“This is a book that explores how African history—political history, cultural history, literary history—weighs and therefore haunts some of the stories that we tell ourselves about latinidad.”
Geraldo Cadava is a professor of history and Latina and Latino studies at Northwestern University. Before becoming coeditor in chief of Public Books, he served as an editor of the Borderlands section, which he continues to work on with A. Naomi Paik and Catherine S. Ramírez. He is the author of Standing on Common Ground (Harvard University Press, 2013) and The Hispanic Republican (Ecco, 2020), and is currently writing an interpretive, narrative-driven history of Latinos since the late 15th century.
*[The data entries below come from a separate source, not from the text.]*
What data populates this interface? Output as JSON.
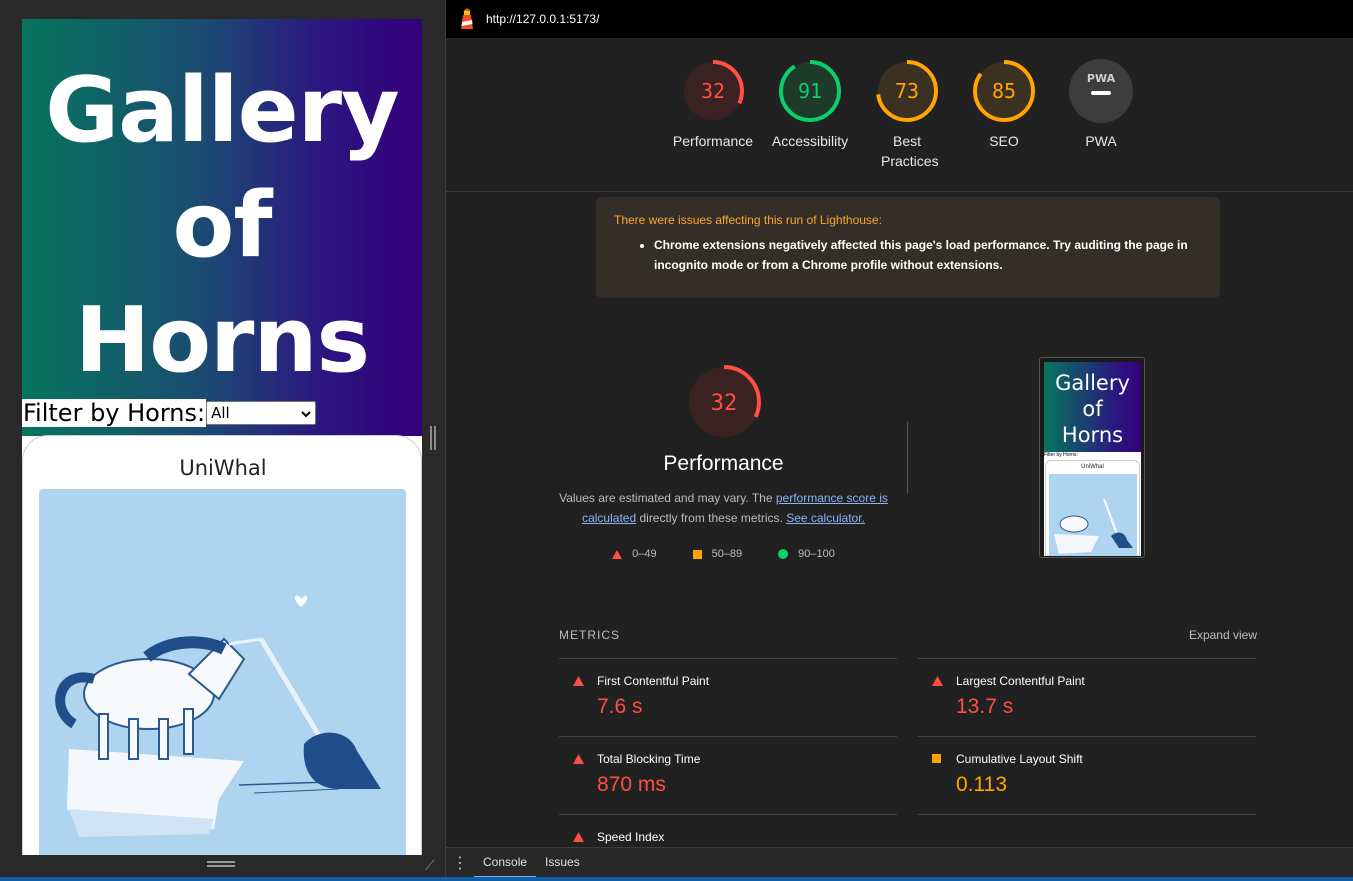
{
  "app": {
    "hero_title_lines": [
      "Gallery",
      "of",
      "Horns"
    ],
    "filter_label": "Filter by Horns:",
    "filter_selected": "All",
    "card_title": "UniWhal"
  },
  "devtools": {
    "url": "http://127.0.0.1:5173/",
    "gauges": [
      {
        "score": "32",
        "label": "Performance",
        "color": "#ff4e42",
        "fraction": 0.32
      },
      {
        "score": "91",
        "label": "Accessibility",
        "color": "#0cce6b",
        "fraction": 0.91
      },
      {
        "score": "73",
        "label": "Best Practices",
        "color": "#ffa400",
        "fraction": 0.73
      },
      {
        "score": "85",
        "label": "SEO",
        "color": "#ffa400",
        "fraction": 0.85
      },
      {
        "score": "PWA",
        "label": "PWA",
        "color": "#ffffff",
        "fraction": 0
      }
    ],
    "warning": {
      "title": "There were issues affecting this run of Lighthouse:",
      "item": "Chrome extensions negatively affected this page's load performance. Try auditing the page in incognito mode or from a Chrome profile without extensions."
    },
    "performance": {
      "score": "32",
      "title": "Performance",
      "desc_prefix": "Values are estimated and may vary. The ",
      "desc_link1": "performance score is calculated",
      "desc_mid": " directly from these metrics. ",
      "desc_link2": "See calculator.",
      "legend": [
        "0–49",
        "50–89",
        "90–100"
      ]
    },
    "thumbnail": {
      "title_lines": [
        "Gallery",
        "of",
        "Horns"
      ],
      "filter_label": "Filter by Horns:",
      "card_title": "UniWhal"
    },
    "metrics": {
      "header": "METRICS",
      "expand": "Expand view",
      "items": [
        {
          "name": "First Contentful Paint",
          "value": "7.6 s",
          "status": "fail"
        },
        {
          "name": "Largest Contentful Paint",
          "value": "13.7 s",
          "status": "fail"
        },
        {
          "name": "Total Blocking Time",
          "value": "870 ms",
          "status": "fail"
        },
        {
          "name": "Cumulative Layout Shift",
          "value": "0.113",
          "status": "average"
        },
        {
          "name": "Speed Index",
          "value": "",
          "status": "fail"
        }
      ]
    },
    "drawer_tabs": [
      "Console",
      "Issues"
    ],
    "colors": {
      "fail": "#ff4e42",
      "average": "#ffa400",
      "pass": "#0cce6b"
    }
  }
}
Edgar Gomez on “High-Risk Homosexual”
In this latest episode of the Writing Latinos podcast, we talk about machismo, cockfighting, reconciling with parents, the Pulse nightclub shooting, bilingualism in contemporary literature, and the “messiness” of latinidad.
Lorgia García Peña on “Translating Blackness”
In this latest episode of the Writing Latinos podcast, we discuss how some Afro-Latinas argue that the US census needs to accept that Latinos are not a race.
Graciela Mochkofsky on “The Prophet of the Andes”
In this latest episode of the Writing Latinos podcast, we discuss how a new book shatters preconceptions about religion in the Americas.
Natalia Molina on “A Place at the Nayarit”
Writing Latinos is a new podcast featuring interviews with Latino authors discussing their books and how their writing contributes to the ever-changing conversation about the meanings of latinidad.
Cuba & the US: Necessary Mirrors
Exponentially more enslaved Africans were forced to the lands that now make up Latin America rather than the United States. Where is their story?
From “Crisis” to Futurity
Introducing a new series to push forward our thinking and action about immigration and borders.
Solidarity Is a Process: Talking with Kelly Lytle Hernandez, Josh Kun, and Destin Jenkins
“Solidarity is not a thing. There’s no formula, no exact science. There is ongoing process.”
The Big Picture: Building the Wall
Since November 2016, I’ve unfriended one family member on Facebook, and have been tempted to unfriend others. I blocked a cousin who lives in Texas and posted about Mexicans taking American jobs. It ...